Violence, anger and frustration continue to grip the small St. Louis suburb of Ferguson, Missouri. Protests broke out after a white police officer fatally shot an unarmed black teenager on August 9. The case has sparked outrage around the nation and prompted the White House to send U.S. Attorney Eric Holder to the small community of just over 20,000 people. VOA’s Mary Alice Salinas has more from Ferguson.
Video

Video Beheading Of US Journalist Breeds Outrage

U.S. and British authorities have launched an investigation into an Islamic State video showing the beheading of kidnapped American journalist James Foley by a militant with a British accent. The extremist group, which posted the video on the Internet Tuesday, said the murder was revenge for U.S. airstrikes on militant positions in Iraq - and has threatened to execute another American journalist it is holding. Henry Ridgwell has more from London.
Video

Video Family Robots - The Next Big Thing?

Robots that can help us with daily chores like cooking and cleaning are a long way off, but automatons that serve as family companions may be much closer. Researchers in the United States, France, Japan and other countries are racing to build robots that can entertain and perform some simpler tasks for us. VOA’s George Putic reports.
Video

Video In Ukraine, Fear and Distrust Remain Where Fighting has Stopped

As the Ukrainian military reclaims control of eastern cities from pro-Russian separatists, residents are getting a chance to rebuild their lives. VOA's Gabe Joselow reports from the town of Kramatorsk in Donetsk province, where a sense of fear is still in the air, and distrust of the government in Kyiv still runs deep.
Video

Video Five Patients Given Experimental Ebola Drug Said to Be Improving

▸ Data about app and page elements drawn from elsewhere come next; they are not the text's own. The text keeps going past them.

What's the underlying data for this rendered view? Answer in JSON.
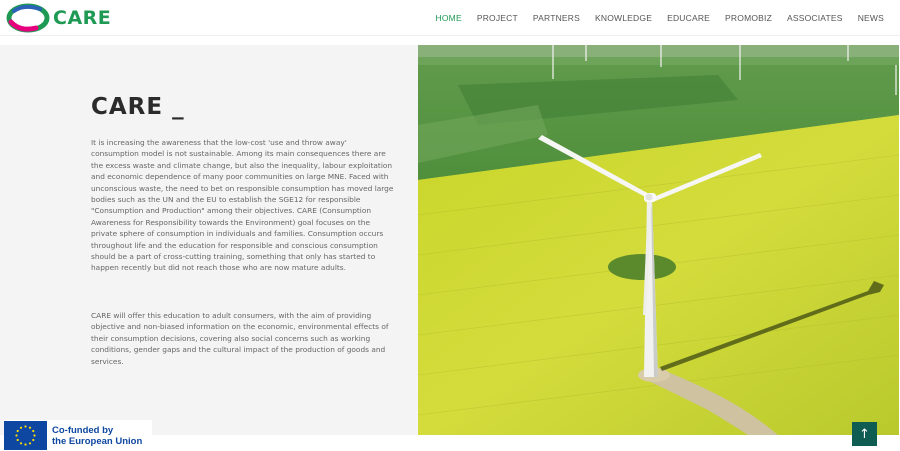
{
  "brand": {
    "name": "CARE",
    "accent": "#1f9a55"
  },
  "nav": [
    {
      "label": "HOME",
      "active": true
    },
    {
      "label": "PROJECT"
    },
    {
      "label": "PARTNERS"
    },
    {
      "label": "KNOWLEDGE"
    },
    {
      "label": "EDUCARE"
    },
    {
      "label": "PROMOBIZ"
    },
    {
      "label": "ASSOCIATES"
    },
    {
      "label": "NEWS"
    }
  ],
  "section": {
    "title": "CARE _",
    "paragraphs": [
      "It is increasing the awareness that the low-cost 'use and throw away' consumption model is not sustainable. Among its main consequences there are the excess waste and climate change, but also the inequality, labour exploitation and economic dependence of many poor communities on large MNE. Faced with unconscious waste, the need to bet on responsible consumption has moved large bodies such as the UN and the EU to establish the SGE12 for responsible \"Consumption and Production\" among their objectives. CARE (Consumption Awareness for Responsibility towards the Environment) goal focuses on the private sphere of consumption in individuals and families. Consumption occurs throughout life and the education for responsible and conscious consumption should be a part of cross-cutting training, something that only has started to happen recently but did not reach those who are now mature adults.",
      "CARE will offer this education to adult consumers, with the aim of providing objective and non-biased information on the economic, environmental effects of their consumption decisions, covering also social concerns such as working conditions, gender gaps and the cultural impact of the production of goods and services."
    ]
  },
  "image": {
    "subject": "wind-turbine-in-rapeseed-field"
  },
  "footer": {
    "eu_line1": "Co-funded by",
    "eu_line2": "the European Union",
    "eu_color": "#0e47a1"
  },
  "scroll_top": {
    "icon": "arrow-up-icon",
    "glyph": "↑",
    "color": "#0f5c52"
  }
}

The World Health Organization has approved the use of experimental treatments for Ebola patients in West Africa. The Ebola outbreak there is unprecedented, the disease deadly. The number of people who have died from Ebola has surpassed 1,200. VOA's Carol Pearson reports on the ethical considerations of allowing experimental drugs to be used.
Video

Video China Targets Overseas Assets of Corrupt Officials

As China presses forward with its anti-graft effort, authorities are targeting corrupt officials who have sent family members and assets overseas. The efforts have stirred up a debate at home on exactly how many officials take that route and how likely it is they will be caught. Rebecca Valli has this report.
Video

Video Leading The Fight Against Islamic State, Kurds Question Iraqi Future

Western countries including the United States have begun arming the Kurdish Peshmerga forces in northern Iraq to aid their battle against extremist Sunni militants from the Islamic State. But there are concerns that a heavily-armed Kurdistan Regional Government, or KRG, might seek to declare independence and cause the break-up of the Iraqi state. As Henry Ridgwell reports from London, the KRG says it will only seek greater autonomy from Baghdad.
Video

Video In Rural Kenya, Pressure Builds Against Female Circumcision

In some Kenyan communities, female genital mutilation remains a rite of passage. But activists are pushing back, with education for girls and with threats of punishment those who perform the circumcision. Mohammed Yusuf looks at the practice in the rural eastern community of Tharaka-Nithi.

AppleAndroid